Records to use |
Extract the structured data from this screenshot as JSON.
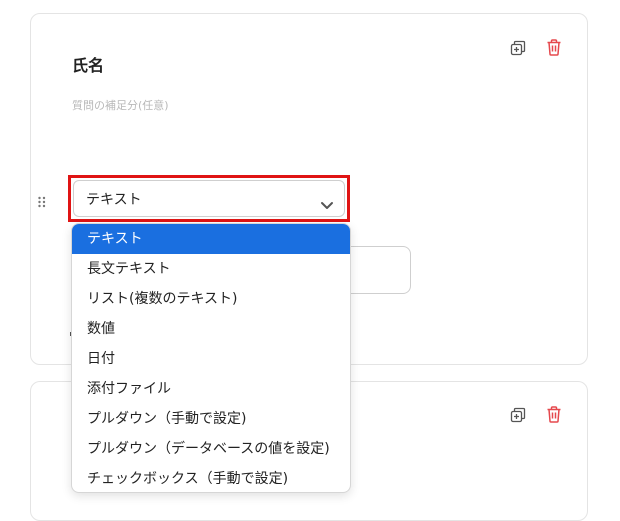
{
  "field1": {
    "title": "氏名",
    "description_placeholder": "質問の補足分(任意)",
    "type_select": {
      "selected": "テキスト"
    }
  },
  "dropdown": {
    "options": [
      "テキスト",
      "長文テキスト",
      "リスト(複数のテキスト)",
      "数値",
      "日付",
      "添付ファイル",
      "プルダウン（手動で設定)",
      "プルダウン（データベースの値を設定)",
      "チェックボックス（手動で設定)"
    ],
    "selected_index": 0
  },
  "icons": {
    "copy": "copy-icon",
    "delete": "trash-icon",
    "drag": "drag-handle-icon",
    "chevron": "chevron-down-icon"
  },
  "colors": {
    "accent_blue": "#1a6fe0",
    "delete_red": "#e5484d",
    "highlight_red": "#e01414"
  }
}
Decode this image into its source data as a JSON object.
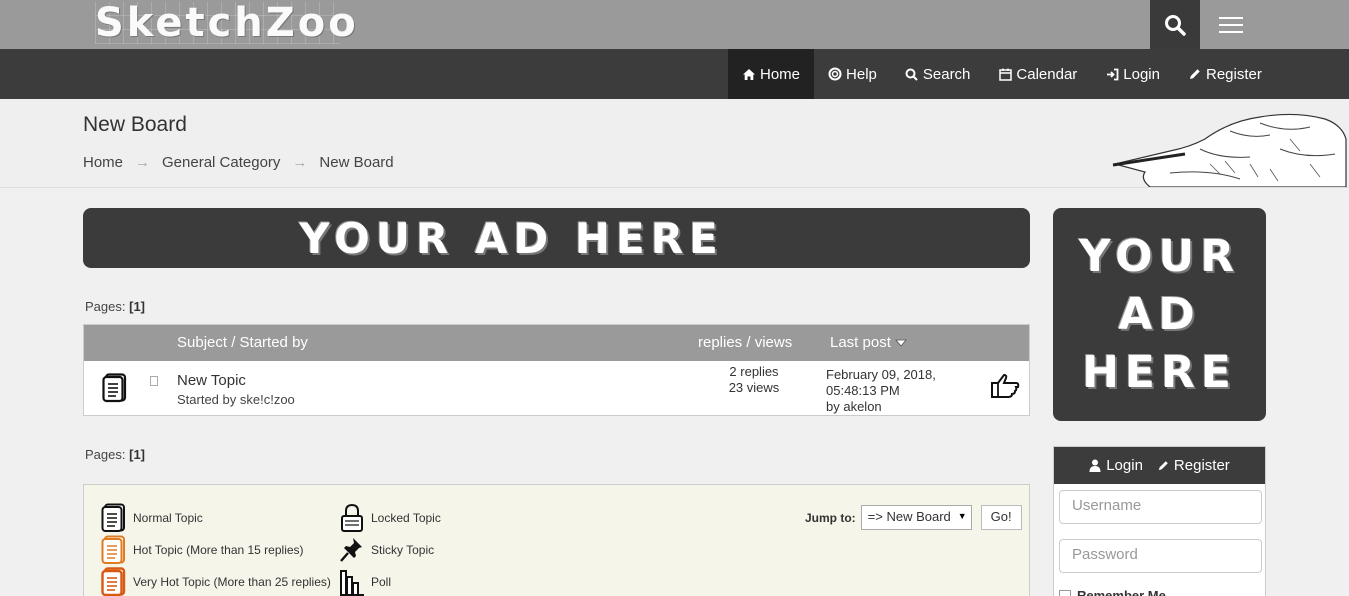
{
  "brand": {
    "logo": "SketchZoo"
  },
  "topbar": {
    "search_icon": "search-icon",
    "menu_icon": "hamburger-menu-icon"
  },
  "nav": {
    "items": [
      {
        "label": "Home",
        "icon": "home-icon",
        "active": true
      },
      {
        "label": "Help",
        "icon": "life-ring-icon"
      },
      {
        "label": "Search",
        "icon": "search-icon"
      },
      {
        "label": "Calendar",
        "icon": "calendar-icon"
      },
      {
        "label": "Login",
        "icon": "sign-in-icon"
      },
      {
        "label": "Register",
        "icon": "pencil-icon"
      }
    ]
  },
  "header": {
    "title": "New Board",
    "breadcrumb": [
      "Home",
      "General Category",
      "New Board"
    ]
  },
  "ads": {
    "wide": "YOUR AD HERE",
    "side": [
      "YOUR",
      "AD",
      "HERE"
    ]
  },
  "pagination": {
    "label": "Pages:",
    "current": "[1]"
  },
  "table": {
    "headers": {
      "subject": "Subject / Started by",
      "stats": "replies / views",
      "lastpost": "Last post"
    },
    "rows": [
      {
        "title": "New Topic",
        "started_by": "Started by ske!c!zoo",
        "replies": "2 replies",
        "views": "23 views",
        "last_post_date": "February 09, 2018, 05:48:13 PM",
        "last_post_by": "by akelon"
      }
    ]
  },
  "legend": {
    "items": [
      {
        "label": "Normal Topic",
        "icon": "normal-topic-icon"
      },
      {
        "label": "Hot Topic (More than 15 replies)",
        "icon": "hot-topic-icon"
      },
      {
        "label": "Very Hot Topic (More than 25 replies)",
        "icon": "very-hot-topic-icon"
      },
      {
        "label": "Locked Topic",
        "icon": "lock-icon"
      },
      {
        "label": "Sticky Topic",
        "icon": "pin-icon"
      },
      {
        "label": "Poll",
        "icon": "poll-icon"
      }
    ],
    "jump_label": "Jump to:",
    "jump_value": "=> New Board",
    "go_label": "Go!"
  },
  "login": {
    "login_label": "Login",
    "register_label": "Register",
    "username_placeholder": "Username",
    "password_placeholder": "Password",
    "remember_label": "Remember Me"
  },
  "colors": {
    "topbar": "#9a9a9a",
    "navbar": "#3c3c3c",
    "hot": "#e07b22",
    "very_hot": "#d85a12"
  }
}
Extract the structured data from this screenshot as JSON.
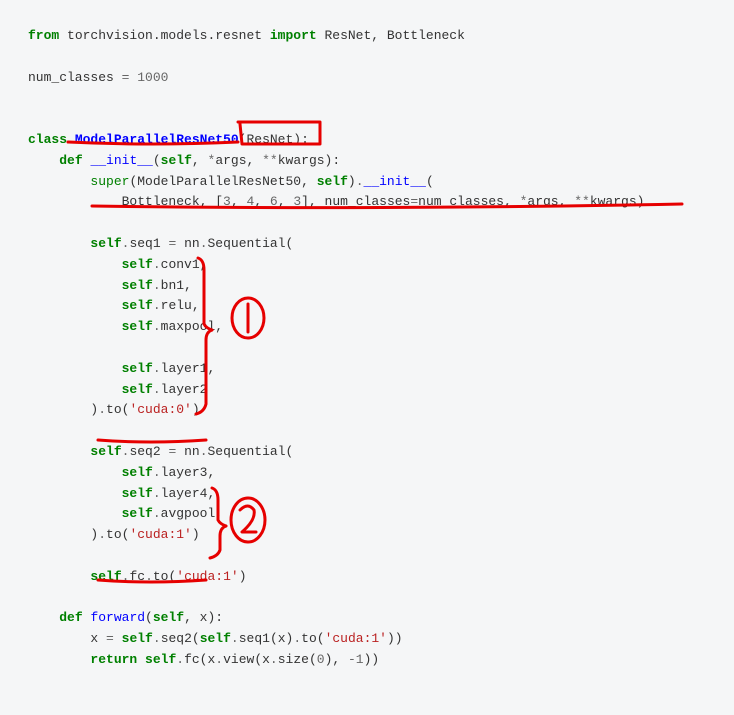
{
  "code": {
    "l1_from": "from",
    "l1_mod": " torchvision.models.resnet ",
    "l1_import": "import",
    "l1_names": " ResNet, Bottleneck",
    "l3_a": "num_classes ",
    "l3_eq": "=",
    "l3_sp": " ",
    "l3_v": "1000",
    "l6_class": "class",
    "l6_sp1": " ",
    "l6_name": "ModelParallelResNet50",
    "l6_paren_o": "(",
    "l6_base": "ResNet",
    "l6_paren_c": ")",
    "l6_colon": ":",
    "l7_indent": "    ",
    "l7_def": "def",
    "l7_sp": " ",
    "l7_init": "__init__",
    "l7_sig_o": "(",
    "l7_self": "self",
    "l7_rest": ", ",
    "l7_star": "*",
    "l7_args": "args, ",
    "l7_dstar": "**",
    "l7_kwargs": "kwargs):",
    "l8_indent": "        ",
    "l8_super": "super",
    "l8_po": "(",
    "l8_cls": "ModelParallelResNet50",
    "l8_mid": ", ",
    "l8_self": "self",
    "l8_pc": ")",
    "l8_dot": ".",
    "l8_init": "__init__",
    "l8_po2": "(",
    "l9_indent": "            ",
    "l9_bottle": "Bottleneck, [",
    "l9_n3": "3",
    "l9_c1": ", ",
    "l9_n4": "4",
    "l9_c2": ", ",
    "l9_n6": "6",
    "l9_c3": ", ",
    "l9_n3b": "3",
    "l9_close": "], num_classes",
    "l9_eq": "=",
    "l9_nc": "num_classes, ",
    "l9_star": "*",
    "l9_args": "args, ",
    "l9_dstar": "**",
    "l9_kwargs": "kwargs)",
    "l11_indent": "        ",
    "l11_self": "self",
    "l11_dot": ".",
    "l11_seq": "seq1 ",
    "l11_eq": "=",
    "l11_r": " nn",
    "l11_dot2": ".",
    "l11_seqfn": "Sequential(",
    "l12_i": "            ",
    "l12_self": "self",
    "l12_d": ".",
    "l12_a": "conv1,",
    "l13_i": "            ",
    "l13_self": "self",
    "l13_d": ".",
    "l13_a": "bn1,",
    "l14_i": "            ",
    "l14_self": "self",
    "l14_d": ".",
    "l14_a": "relu,",
    "l15_i": "            ",
    "l15_self": "self",
    "l15_d": ".",
    "l15_a": "maxpool,",
    "l17_i": "            ",
    "l17_self": "self",
    "l17_d": ".",
    "l17_a": "layer1,",
    "l18_i": "            ",
    "l18_self": "self",
    "l18_d": ".",
    "l18_a": "layer2",
    "l19_i": "        )",
    "l19_d": ".",
    "l19_to": "to(",
    "l19_s": "'cuda:0'",
    "l19_c": ")",
    "l21_i": "        ",
    "l21_self": "self",
    "l21_d": ".",
    "l21_seq": "seq2 ",
    "l21_eq": "=",
    "l21_r": " nn",
    "l21_d2": ".",
    "l21_seqfn": "Sequential(",
    "l22_i": "            ",
    "l22_self": "self",
    "l22_d": ".",
    "l22_a": "layer3,",
    "l23_i": "            ",
    "l23_self": "self",
    "l23_d": ".",
    "l23_a": "layer4,",
    "l24_i": "            ",
    "l24_self": "self",
    "l24_d": ".",
    "l24_a": "avgpool,",
    "l25_i": "        )",
    "l25_d": ".",
    "l25_to": "to(",
    "l25_s": "'cuda:1'",
    "l25_c": ")",
    "l27_i": "        ",
    "l27_self": "self",
    "l27_d": ".",
    "l27_fc": "fc",
    "l27_d2": ".",
    "l27_to": "to(",
    "l27_s": "'cuda:1'",
    "l27_c": ")",
    "l29_i": "    ",
    "l29_def": "def",
    "l29_sp": " ",
    "l29_fwd": "forward",
    "l29_po": "(",
    "l29_self": "self",
    "l29_rest": ", x):",
    "l30_i": "        ",
    "l30_x": "x ",
    "l30_eq": "=",
    "l30_sp": " ",
    "l30_self": "self",
    "l30_d": ".",
    "l30_s2": "seq2(",
    "l30_self2": "self",
    "l30_d2": ".",
    "l30_s1": "seq1(x)",
    "l30_d3": ".",
    "l30_to": "to(",
    "l30_str": "'cuda:1'",
    "l30_c": "))",
    "l31_i": "        ",
    "l31_ret": "return",
    "l31_sp": " ",
    "l31_self": "self",
    "l31_d": ".",
    "l31_fc": "fc(x",
    "l31_d2": ".",
    "l31_v": "view(x",
    "l31_d3": ".",
    "l31_sz": "size(",
    "l31_n0": "0",
    "l31_c1": "), ",
    "l31_neg": "-",
    "l31_n1": "1",
    "l31_c2": "))"
  },
  "annotations": {
    "label1": "1",
    "label2": "2"
  }
}
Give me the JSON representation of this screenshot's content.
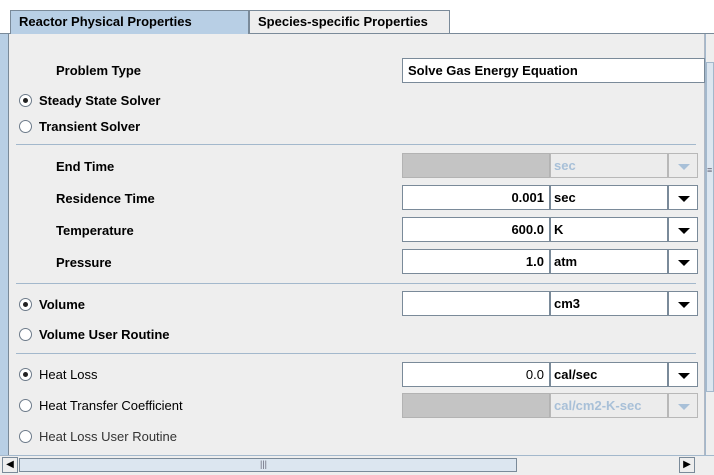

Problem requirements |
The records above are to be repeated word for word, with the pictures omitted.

Solution |
Extract the structured data from this screenshot as JSON.
{
  "field1": {
    "title": "氏名",
    "description_placeholder": "質問の補足分(任意)",
    "type_select": {
      "selected": "テキスト"
    }
  },
  "dropdown": {
    "options": [
      "テキスト",
      "長文テキスト",
      "リスト(複数のテキスト)",
      "数値",
      "日付",
      "添付ファイル",
      "プルダウン（手動で設定)",
      "プルダウン（データベースの値を設定)",
      "チェックボックス（手動で設定)"
    ],
    "selected_index": 0
  },
  "icons": {
    "copy": "copy-icon",
    "delete": "trash-icon",
    "drag": "drag-handle-icon",
    "chevron": "chevron-down-icon"
  },
  "colors": {
    "accent_blue": "#1a6fe0",
    "delete_red": "#e5484d",
    "highlight_red": "#e01414"
  }
}
Decode this image into its source data as a JSON object.
{
  "brand": {
    "logo": "SketchZoo"
  },
  "topbar": {
    "search_icon": "search-icon",
    "menu_icon": "hamburger-menu-icon"
  },
  "nav": {
    "items": [
      {
        "label": "Home",
        "icon": "home-icon",
        "active": true
      },
      {
        "label": "Help",
        "icon": "life-ring-icon"
      },
      {
        "label": "Search",
        "icon": "search-icon"
      },
      {
        "label": "Calendar",
        "icon": "calendar-icon"
      },
      {
        "label": "Login",
        "icon": "sign-in-icon"
      },
      {
        "label": "Register",
        "icon": "pencil-icon"
      }
    ]
  },
  "header": {
    "title": "New Board",
    "breadcrumb": [
      "Home",
      "General Category",
      "New Board"
    ]
  },
  "ads": {
    "wide": "YOUR AD HERE",
    "side": [
      "YOUR",
      "AD",
      "HERE"
    ]
  },
  "pagination": {
    "label": "Pages:",
    "current": "[1]"
  },
  "table": {
    "headers": {
      "subject": "Subject / Started by",
      "stats": "replies / views",
      "lastpost": "Last post"
    },
    "rows": [
      {
        "title": "New Topic",
        "started_by": "Started by ske!c!zoo",
        "replies": "2 replies",
        "views": "23 views",
        "last_post_date": "February 09, 2018, 05:48:13 PM",
        "last_post_by": "by akelon"
      }
    ]
  },
  "legend": {
    "items": [
      {
        "label": "Normal Topic",
        "icon": "normal-topic-icon"
      },
      {
        "label": "Hot Topic (More than 15 replies)",
        "icon": "hot-topic-icon"
      },
      {
        "label": "Very Hot Topic (More than 25 replies)",
        "icon": "very-hot-topic-icon"
      },
      {
        "label": "Locked Topic",
        "icon": "lock-icon"
      },
      {
        "label": "Sticky Topic",
        "icon": "pin-icon"
      },
      {
        "label": "Poll",
        "icon": "poll-icon"
      }
    ],
    "jump_label": "Jump to:",
    "jump_value": "=> New Board",
    "go_label": "Go!"
  },
  "login": {
    "login_label": "Login",
    "register_label": "Register",
    "username_placeholder": "Username",
    "password_placeholder": "Password",
    "remember_label": "Remember Me"
  },
  "colors": {
    "topbar": "#9a9a9a",
    "navbar": "#3c3c3c",
    "hot": "#e07b22",
    "very_hot": "#d85a12"
  }
}
Extract the structured data from this screenshot as JSON.
{
  "code": {
    "l1_from": "from",
    "l1_mod": " torchvision.models.resnet ",
    "l1_import": "import",
    "l1_names": " ResNet, Bottleneck",
    "l3_a": "num_classes ",
    "l3_eq": "=",
    "l3_sp": " ",
    "l3_v": "1000",
    "l6_class": "class",
    "l6_sp1": " ",
    "l6_name": "ModelParallelResNet50",
    "l6_paren_o": "(",
    "l6_base": "ResNet",
    "l6_paren_c": ")",
    "l6_colon": ":",
    "l7_indent": "    ",
    "l7_def": "def",
    "l7_sp": " ",
    "l7_init": "__init__",
    "l7_sig_o": "(",
    "l7_self": "self",
    "l7_rest": ", ",
    "l7_star": "*",
    "l7_args": "args, ",
    "l7_dstar": "**",
    "l7_kwargs": "kwargs):",
    "l8_indent": "        ",
    "l8_super": "super",
    "l8_po": "(",
    "l8_cls": "ModelParallelResNet50",
    "l8_mid": ", ",
    "l8_self": "self",
    "l8_pc": ")",
    "l8_dot": ".",
    "l8_init": "__init__",
    "l8_po2": "(",
    "l9_indent": "            ",
    "l9_bottle": "Bottleneck, [",
    "l9_n3": "3",
    "l9_c1": ", ",
    "l9_n4": "4",
    "l9_c2": ", ",
    "l9_n6": "6",
    "l9_c3": ", ",
    "l9_n3b": "3",
    "l9_close": "], num_classes",
    "l9_eq": "=",
    "l9_nc": "num_classes, ",
    "l9_star": "*",
    "l9_args": "args, ",
    "l9_dstar": "**",
    "l9_kwargs": "kwargs)",
    "l11_indent": "        ",
    "l11_self": "self",
    "l11_dot": ".",
    "l11_seq": "seq1 ",
    "l11_eq": "=",
    "l11_r": " nn",
    "l11_dot2": ".",
    "l11_seqfn": "Sequential(",
    "l12_i": "            ",
    "l12_self": "self",
    "l12_d": ".",
    "l12_a": "conv1,",
    "l13_i": "            ",
    "l13_self": "self",
    "l13_d": ".",
    "l13_a": "bn1,",
    "l14_i": "            ",
    "l14_self": "self",
    "l14_d": ".",
    "l14_a": "relu,",
    "l15_i": "            ",
    "l15_self": "self",
    "l15_d": ".",
    "l15_a": "maxpool,",
    "l17_i": "            ",
    "l17_self": "self",
    "l17_d": ".",
    "l17_a": "layer1,",
    "l18_i": "            ",
    "l18_self": "self",
    "l18_d": ".",
    "l18_a": "layer2",
    "l19_i": "        )",
    "l19_d": ".",
    "l19_to": "to(",
    "l19_s": "'cuda:0'",
    "l19_c": ")",
    "l21_i": "        ",
    "l21_self": "self",
    "l21_d": ".",
    "l21_seq": "seq2 ",
    "l21_eq": "=",
    "l21_r": " nn",
    "l21_d2": ".",
    "l21_seqfn": "Sequential(",
    "l22_i": "            ",
    "l22_self": "self",
    "l22_d": ".",
    "l22_a": "layer3,",
    "l23_i": "            ",
    "l23_self": "self",
    "l23_d": ".",
    "l23_a": "layer4,",
    "l24_i": "            ",
    "l24_self": "self",
    "l24_d": ".",
    "l24_a": "avgpool,",
    "l25_i": "        )",
    "l25_d": ".",
    "l25_to": "to(",
    "l25_s": "'cuda:1'",
    "l25_c": ")",
    "l27_i": "        ",
    "l27_self": "self",
    "l27_d": ".",
    "l27_fc": "fc",
    "l27_d2": ".",
    "l27_to": "to(",
    "l27_s": "'cuda:1'",
    "l27_c": ")",
    "l29_i": "    ",
    "l29_def": "def",
    "l29_sp": " ",
    "l29_fwd": "forward",
    "l29_po": "(",
    "l29_self": "self",
    "l29_rest": ", x):",
    "l30_i": "        ",
    "l30_x": "x ",
    "l30_eq": "=",
    "l30_sp": " ",
    "l30_self": "self",
    "l30_d": ".",
    "l30_s2": "seq2(",
    "l30_self2": "self",
    "l30_d2": ".",
    "l30_s1": "seq1(x)",
    "l30_d3": ".",
    "l30_to": "to(",
    "l30_str": "'cuda:1'",
    "l30_c": "))",
    "l31_i": "        ",
    "l31_ret": "return",
    "l31_sp": " ",
    "l31_self": "self",
    "l31_d": ".",
    "l31_fc": "fc(x",
    "l31_d2": ".",
    "l31_v": "view(x",
    "l31_d3": ".",
    "l31_sz": "size(",
    "l31_n0": "0",
    "l31_c1": "), ",
    "l31_neg": "-",
    "l31_n1": "1",
    "l31_c2": "))"
  },
  "annotations": {
    "label1": "1",
    "label2": "2"
  }
}
Give me the JSON representation of this screenshot's content.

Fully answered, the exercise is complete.